A year and a half later, a new report from Swarthmore’s department of public safety shows that while alcohol incidents at the campus’s three major social events dipped slightly in the first year of the more stringent prohibitions, they’ve since soared to new heights. (Nifty chart here.) Read more »
Last week, Lehigh University rescinded an honorary degree it had given to Bill Cosby in 1987. It decided to nix the honor because of the overwhelming number of women who have accused Cosby of sexual assault. (Cosby has never been criminally charged — though he currently faces several civil lawsuits —and has denied the accusations.)

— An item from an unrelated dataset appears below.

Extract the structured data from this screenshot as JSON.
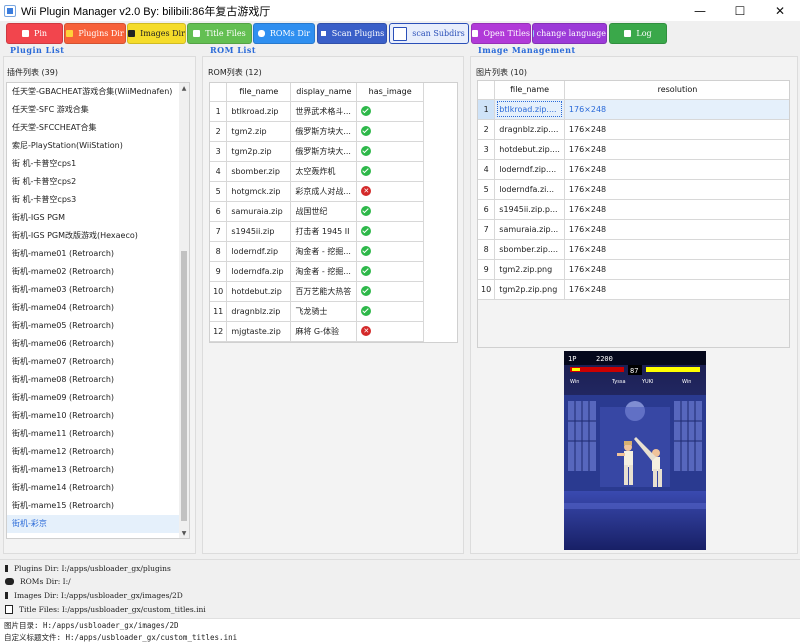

“Pursuant to a resolution of the Board of Trustees, Lehigh University has rescinded the honorary degree bestowed upon William H. Cosby, Jr. by the University in 1987,” the University said in a statement. “In sworn deposition testimony, Mr. Cosby admitted under oath to behavior that is antithetical to the values of Lehigh University and inconsistent with the character and high standards that honorary degree recipients are expected to exemplify.”
Lehigh is not the only local university to have awarded Cosby an honorary degree. Seven other schools in the Philadelphia area — Delaware State, Drexel, Haverford, Swarthmore, Temple, Penn and West Chester — have awarded Cosby honorary diplomas. Philadelphia magazine reached out to all seven schools to ask if they were considering stripping him of his honorary diplomas. Here’s what we found out. Read more »
Here in America, there are more and more questions every day, it seems, about the value of a liberal arts education. But Patrick Gyimah Awuah enjoyed his years at Swarthmore College. No–he really enjoyed them. That’s why he used money he made working at Microsoft to start his own college in his homeland of Ghana. And his reward? He’s just been announced as the recipient of a MacArthur “genius grant.” Read more »
It’s that time of year again — when college students go back to school, see old friends and probably hit the year’s first party. It’s also the time of year when U.S. News & World Report publishes its annual ranking of colleges.
The University of Pennsylvania is always a top contender, but this year had a slip in the rankings. In fact, it was the only school from last year’s top 10 to shift at all, dropping from a tie at No. 8 to No. 9. Read more »